How does Female Hair Loss differ from Male Hair Loss?

Although we tend to think that men have the exclusive on baldness, roughly 21 million women suffer with some form of alopecia or hair loss.  In a majority of the hair loss cases in the US, the underlying cause is “androgenetic alopecia” or male and female pattern baldness.  Yet while the underlying causes are similar, there are differences in that each one follows a predictable pattern. That is why if you notice an increase in hair fall, it is time to consult with a specialist.

Female Pattern Baldness

With female pattern baldness, women typically notice that their hair starts thinning in the middle region of the scalp, appearing finer and sparser as time goes on.  Sometimes the thinning occurs around the temples, just above the ears, and the side of the scalp. However, female hair loss rarely occurs around the hairline. When thinning occurs down the mid-section of the scalp, the follicles in that particular area begin to shrink and eventually stop producing hair, thereby resulting in a bald spot.  Furthermore, women tend to notice thinning in their 50’s or 60’s or later than what men typically do.
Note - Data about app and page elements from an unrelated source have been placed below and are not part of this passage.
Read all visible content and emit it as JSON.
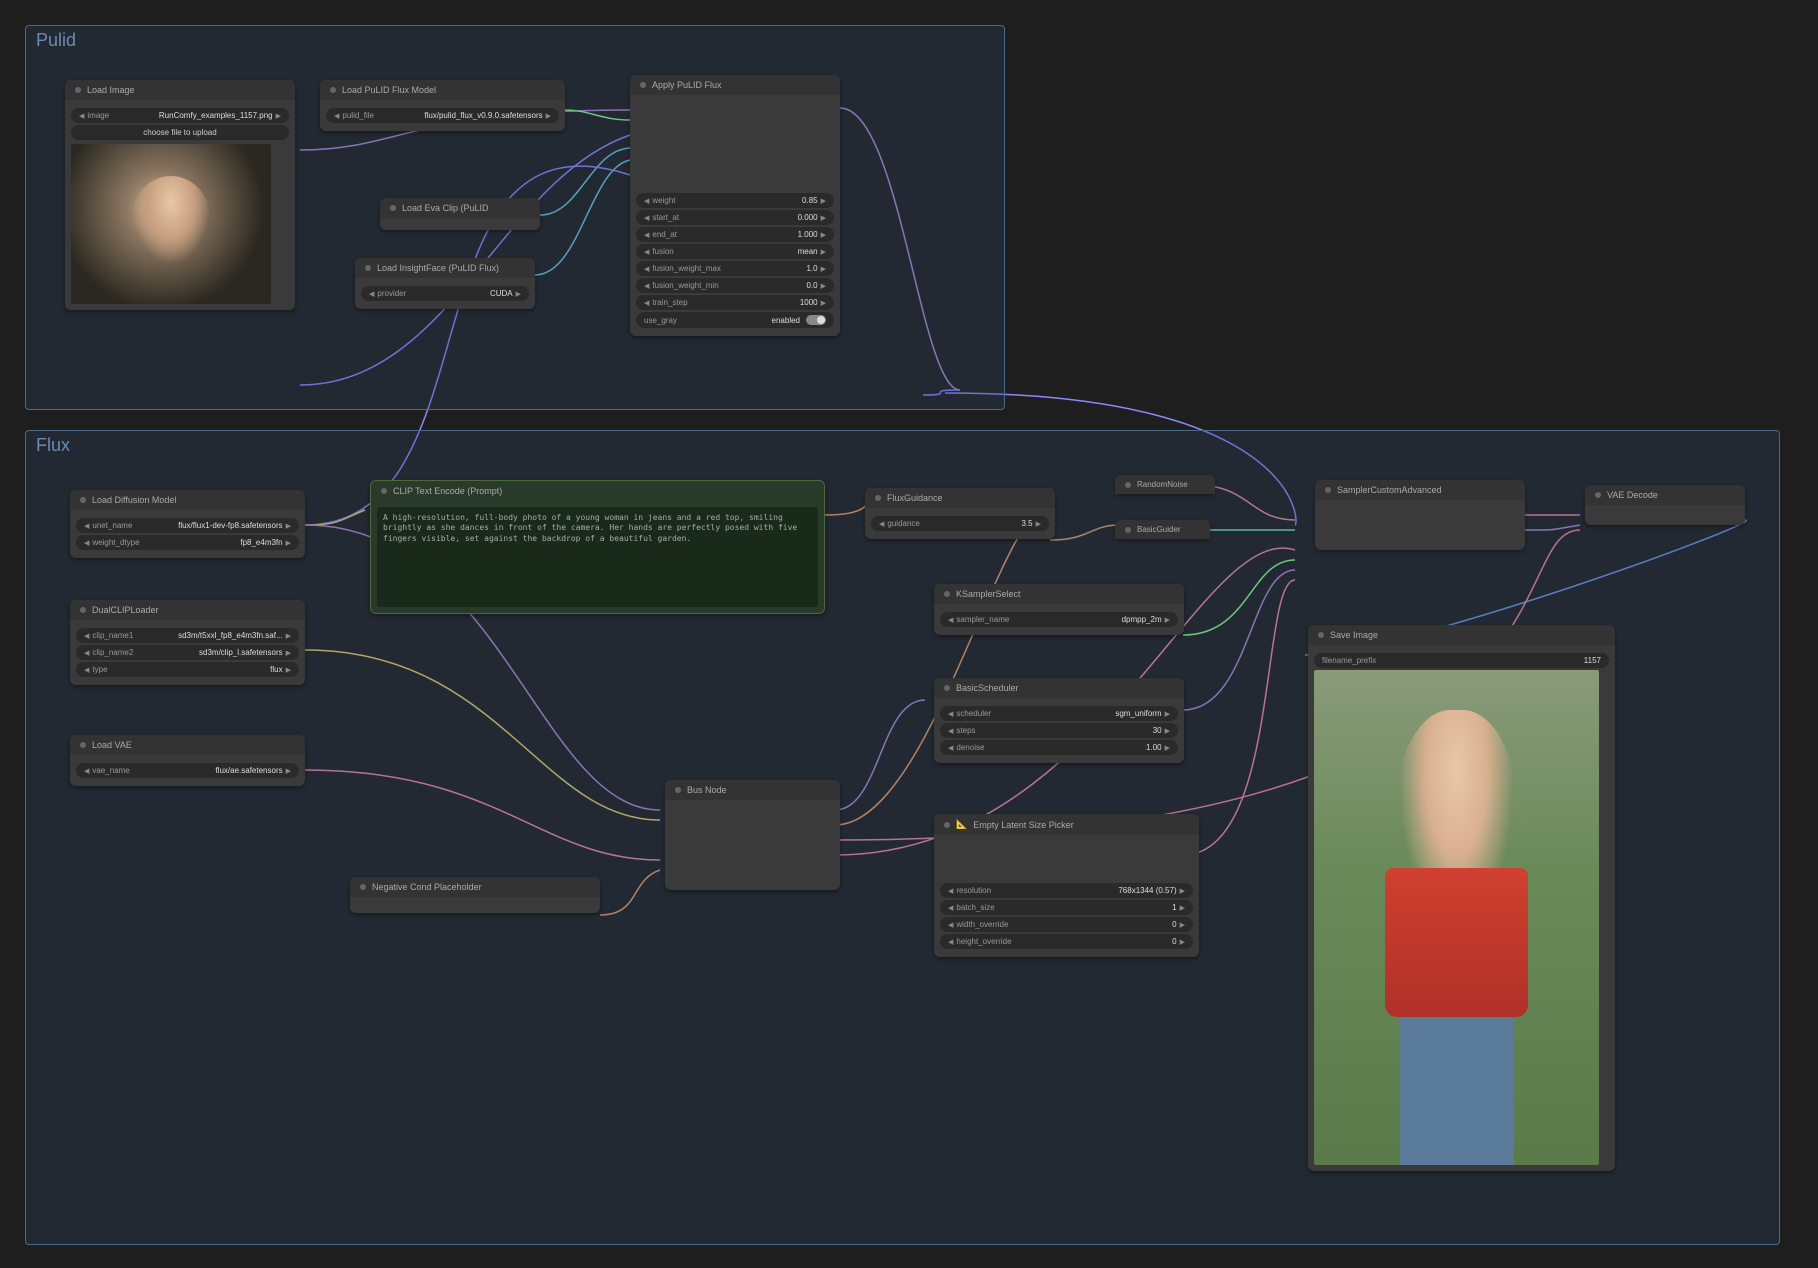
{
  "groups": {
    "pulid": "Pulid",
    "flux": "Flux"
  },
  "nodes": {
    "load_image": {
      "title": "Load Image",
      "image_label": "image",
      "image_value": "RunComfy_examples_1157.png",
      "upload_btn": "choose file to upload"
    },
    "load_pulid_flux": {
      "title": "Load PuLID Flux Model",
      "pulid_file_label": "pulid_file",
      "pulid_file_value": "flux/pulid_flux_v0.9.0.safetensors"
    },
    "load_eva_clip": {
      "title": "Load Eva Clip (PuLID"
    },
    "load_insightface": {
      "title": "Load InsightFace (PuLID Flux)",
      "provider_label": "provider",
      "provider_value": "CUDA"
    },
    "apply_pulid_flux": {
      "title": "Apply PuLID Flux",
      "weight_label": "weight",
      "weight_value": "0.85",
      "start_at_label": "start_at",
      "start_at_value": "0.000",
      "end_at_label": "end_at",
      "end_at_value": "1.000",
      "fusion_label": "fusion",
      "fusion_value": "mean",
      "fusion_weight_max_label": "fusion_weight_max",
      "fusion_weight_max_value": "1.0",
      "fusion_weight_min_label": "fusion_weight_min",
      "fusion_weight_min_value": "0.0",
      "train_step_label": "train_step",
      "train_step_value": "1000",
      "use_gray_label": "use_gray",
      "use_gray_value": "enabled"
    },
    "load_diffusion": {
      "title": "Load Diffusion Model",
      "unet_name_label": "unet_name",
      "unet_name_value": "flux/flux1-dev-fp8.safetensors",
      "weight_dtype_label": "weight_dtype",
      "weight_dtype_value": "fp8_e4m3fn"
    },
    "dual_clip_loader": {
      "title": "DualCLIPLoader",
      "clip_name1_label": "clip_name1",
      "clip_name1_value": "sd3m/t5xxl_fp8_e4m3fn.saf...",
      "clip_name2_label": "clip_name2",
      "clip_name2_value": "sd3m/clip_l.safetensors",
      "type_label": "type",
      "type_value": "flux"
    },
    "load_vae": {
      "title": "Load VAE",
      "vae_name_label": "vae_name",
      "vae_name_value": "flux/ae.safetensors"
    },
    "clip_text_encode": {
      "title": "CLIP Text Encode (Prompt)",
      "prompt": "A high-resolution, full-body photo of a young woman in jeans and a red top, smiling brightly as she dances in front of the camera. Her hands are perfectly posed with five fingers visible, set against the backdrop of a beautiful garden."
    },
    "negative_cond": {
      "title": "Negative Cond Placeholder"
    },
    "bus_node": {
      "title": "Bus Node"
    },
    "flux_guidance": {
      "title": "FluxGuidance",
      "guidance_label": "guidance",
      "guidance_value": "3.5"
    },
    "ksampler_select": {
      "title": "KSamplerSelect",
      "sampler_name_label": "sampler_name",
      "sampler_name_value": "dpmpp_2m"
    },
    "basic_scheduler": {
      "title": "BasicScheduler",
      "scheduler_label": "scheduler",
      "scheduler_value": "sgm_uniform",
      "steps_label": "steps",
      "steps_value": "30",
      "denoise_label": "denoise",
      "denoise_value": "1.00"
    },
    "empty_latent": {
      "title": "Empty Latent Size Picker",
      "resolution_label": "resolution",
      "resolution_value": "768x1344 (0.57)",
      "batch_size_label": "batch_size",
      "batch_size_value": "1",
      "width_override_label": "width_override",
      "width_override_value": "0",
      "height_override_label": "height_override",
      "height_override_value": "0"
    },
    "random_noise": {
      "title": "RandomNoise"
    },
    "basic_guider": {
      "title": "BasicGuider"
    },
    "sampler_custom_adv": {
      "title": "SamplerCustomAdvanced"
    },
    "vae_decode": {
      "title": "VAE Decode"
    },
    "save_image": {
      "title": "Save Image",
      "filename_prefix_label": "filename_prefix",
      "filename_prefix_value": "1157"
    }
  }
}
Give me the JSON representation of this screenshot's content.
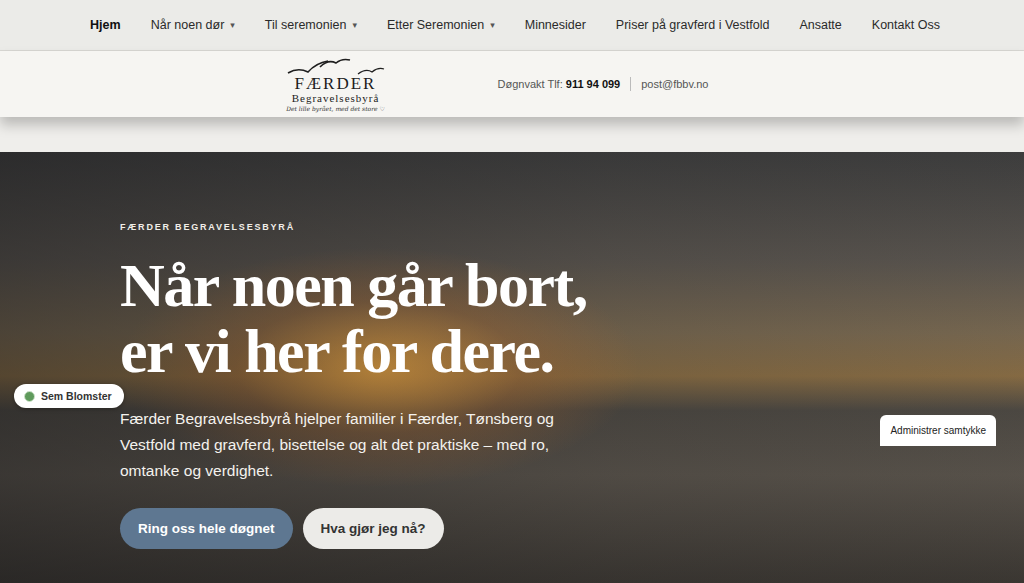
{
  "nav": {
    "caret": "▾",
    "items": [
      {
        "label": "Hjem",
        "selected": true,
        "dropdown": false
      },
      {
        "label": "Når noen dør",
        "selected": false,
        "dropdown": true
      },
      {
        "label": "Til seremonien",
        "selected": false,
        "dropdown": true
      },
      {
        "label": "Etter Seremonien",
        "selected": false,
        "dropdown": true
      },
      {
        "label": "Minnesider",
        "selected": false,
        "dropdown": false
      },
      {
        "label": "Priser på gravferd i Vestfold",
        "selected": false,
        "dropdown": false
      },
      {
        "label": "Ansatte",
        "selected": false,
        "dropdown": false
      },
      {
        "label": "Kontakt Oss",
        "selected": false,
        "dropdown": false
      }
    ]
  },
  "header": {
    "logo": {
      "name": "FÆRDER",
      "subtitle": "Begravelsesbyrå",
      "tagline": "Det lille byrået, med det store ♡"
    },
    "phone_label": "Døgnvakt Tlf:",
    "phone": "911 94 099",
    "email": "post@fbbv.no"
  },
  "hero": {
    "eyebrow": "FÆRDER BEGRAVELSESBYRÅ",
    "heading": [
      "Når noen går bort,",
      "er vi her for dere."
    ],
    "text": "Færder Begravelsesbyrå hjelper familier i Færder, Tønsberg og Vestfold med gravferd, bisettelse og alt det praktiske – med ro, omtanke og verdighet.",
    "buttons": [
      {
        "label": "Ring oss hele døgnet",
        "kind": "primary"
      },
      {
        "label": "Hva gjør jeg nå?",
        "kind": "secondary"
      }
    ]
  },
  "badge": {
    "label": "Sem Blomster"
  },
  "consent": {
    "label": "Administrer samtykke"
  }
}
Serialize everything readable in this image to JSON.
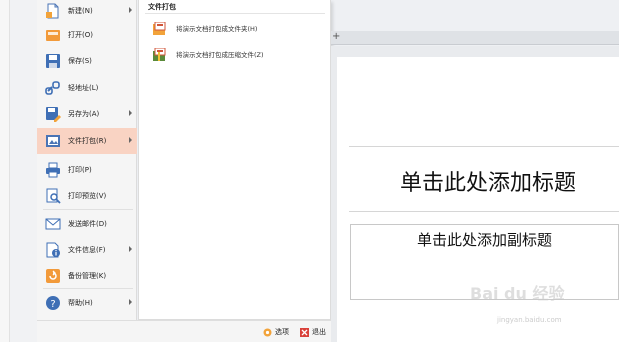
{
  "menu": {
    "items": [
      {
        "label": "新建(N)",
        "icon": "new-file-icon",
        "has_submenu": true
      },
      {
        "label": "打开(O)",
        "icon": "open-folder-icon",
        "has_submenu": false
      },
      {
        "label": "保存(S)",
        "icon": "save-icon",
        "has_submenu": false
      },
      {
        "label": "轻地址(L)",
        "icon": "link-icon",
        "has_submenu": false
      },
      {
        "label": "另存为(A)",
        "icon": "save-as-icon",
        "has_submenu": true
      },
      {
        "label": "文件打包(R)",
        "icon": "package-icon",
        "has_submenu": true,
        "active": true
      },
      {
        "label": "打印(P)",
        "icon": "print-icon",
        "has_submenu": false
      },
      {
        "label": "打印预览(V)",
        "icon": "print-preview-icon",
        "has_submenu": false
      },
      {
        "label": "发送邮件(D)",
        "icon": "mail-icon",
        "has_submenu": false
      },
      {
        "label": "文件信息(F)",
        "icon": "file-info-icon",
        "has_submenu": true
      },
      {
        "label": "备份管理(K)",
        "icon": "backup-icon",
        "has_submenu": false
      },
      {
        "label": "帮助(H)",
        "icon": "help-icon",
        "has_submenu": true
      }
    ]
  },
  "submenu": {
    "title": "文件打包",
    "items": [
      {
        "label": "将演示文档打包成文件夹(H)",
        "icon": "pack-folder-icon"
      },
      {
        "label": "将演示文档打包成压缩文件(Z)",
        "icon": "pack-zip-icon"
      }
    ]
  },
  "bottom_bar": {
    "options_label": "选项",
    "exit_label": "退出"
  },
  "tabbar": {
    "new_tab_symbol": "+"
  },
  "slide": {
    "title_placeholder": "单击此处添加标题",
    "subtitle_placeholder": "单击此处添加副标题"
  },
  "watermark": {
    "main": "Bai du 经验",
    "sub": "jingyan.baidu.com"
  },
  "colors": {
    "active_item_bg": "#f9d3c3",
    "menu_bg": "#f5f5f5"
  }
}
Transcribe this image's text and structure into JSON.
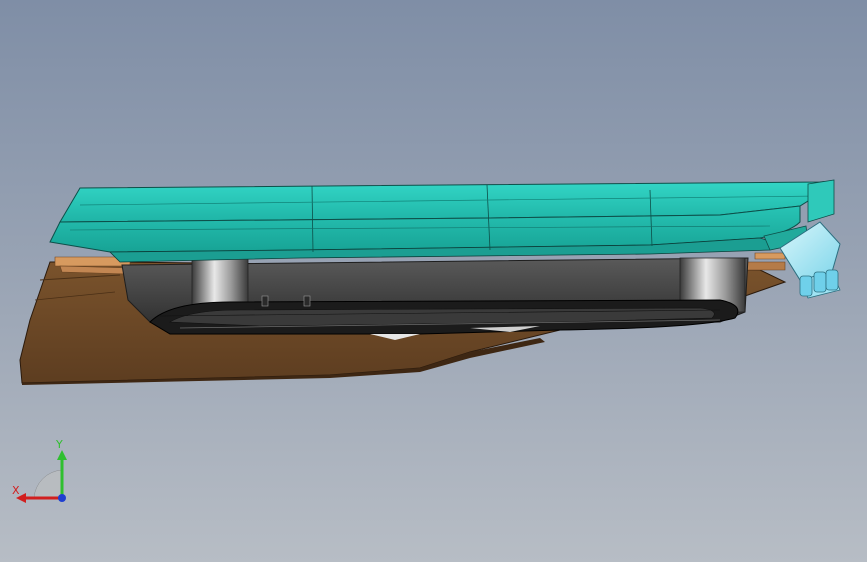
{
  "viewport": {
    "background_top": "#7f8ea6",
    "background_bottom": "#b7bdc5"
  },
  "model": {
    "parts": [
      {
        "name": "base-plate",
        "color": "#6b4726"
      },
      {
        "name": "housing",
        "color": "#4b4b4b"
      },
      {
        "name": "cover",
        "color": "#2ec7b7"
      },
      {
        "name": "connector",
        "color": "#a9e7f3"
      }
    ]
  },
  "triad": {
    "x_label": "X",
    "y_label": "Y",
    "x_color": "#d11f1f",
    "y_color": "#2fbf2f",
    "z_color": "#1f3fd1"
  }
}
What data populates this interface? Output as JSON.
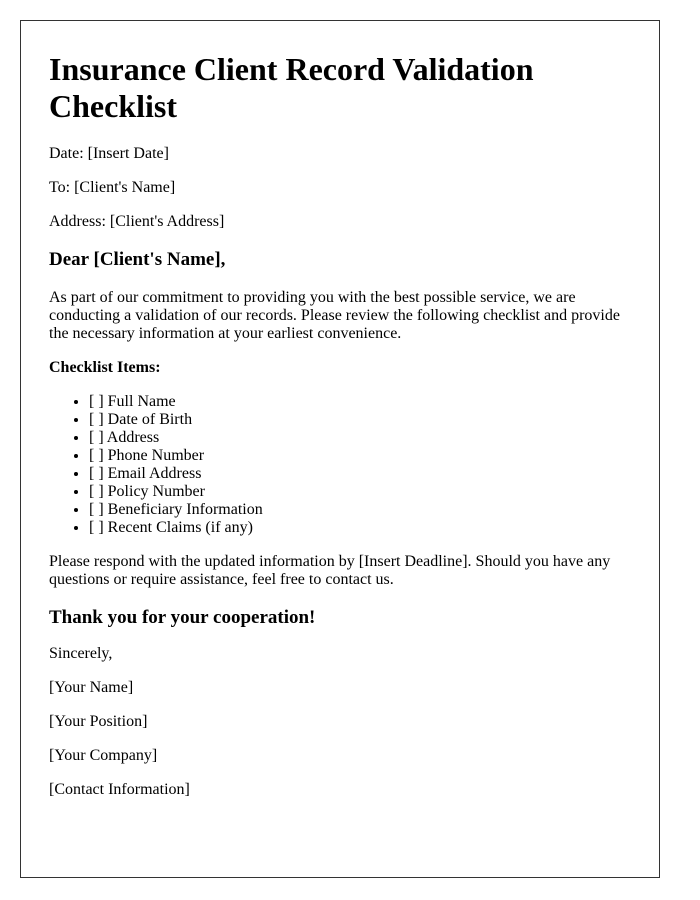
{
  "document": {
    "title": "Insurance Client Record Validation Checklist",
    "date_line": "Date: [Insert Date]",
    "to_line": "To: [Client's Name]",
    "address_line": "Address: [Client's Address]",
    "greeting": "Dear [Client's Name],",
    "intro": "As part of our commitment to providing you with the best possible service, we are conducting a validation of our records. Please review the following checklist and provide the necessary information at your earliest convenience.",
    "checklist_heading": "Checklist Items:",
    "checklist_items": [
      "[ ] Full Name",
      "[ ] Date of Birth",
      "[ ] Address",
      "[ ] Phone Number",
      "[ ] Email Address",
      "[ ] Policy Number",
      "[ ] Beneficiary Information",
      "[ ] Recent Claims (if any)"
    ],
    "closing_paragraph": "Please respond with the updated information by [Insert Deadline]. Should you have any questions or require assistance, feel free to contact us.",
    "thanks": "Thank you for your cooperation!",
    "signoff": "Sincerely,",
    "signature": {
      "name": "[Your Name]",
      "position": "[Your Position]",
      "company": "[Your Company]",
      "contact": "[Contact Information]"
    }
  }
}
Male Pattern Baldness

Men oftentimes notice that their hair starts thinning at the temples as early as their 20’s and 30’s.  No two men are alike where male pattern baldness is concerned. The rate at which the hairline recedes is attributed to a number of factors that can slow down or speed up their susceptibility to losing their hair.  In fact, some men go completely bald within 5 years while others take longer. If no hair restoration solutions are attempted, it will take 15 to 25 years for the average male to go bald. Once the thinning starts it recedes from the forehead back towards the crown.

What causes Female and Male Pattern Baldness?

In cases of androgenic alopecia, the culprit is most often Dihydrotestosterone or DHT, an androgen hormone and its effect on overly sensitive follicles.  Unless there is some type of underlying medical condition, women have less androgen than men do. So the way in which a woman experiences hair loss normally differs from that of men.  In rare cases, some men have developed a hair loss pattern that is more like female pattern baldness while some women have experienced a male pattern form of hair loss.

Fortunately, many of the hair restoration and transplant procedures that are performed today work equally well for men and women alike.  If you’ve been experiencing the symptoms of female or male pattern baldness, you should contact a hair restoration specialist and discuss your treatment options before losing more hair.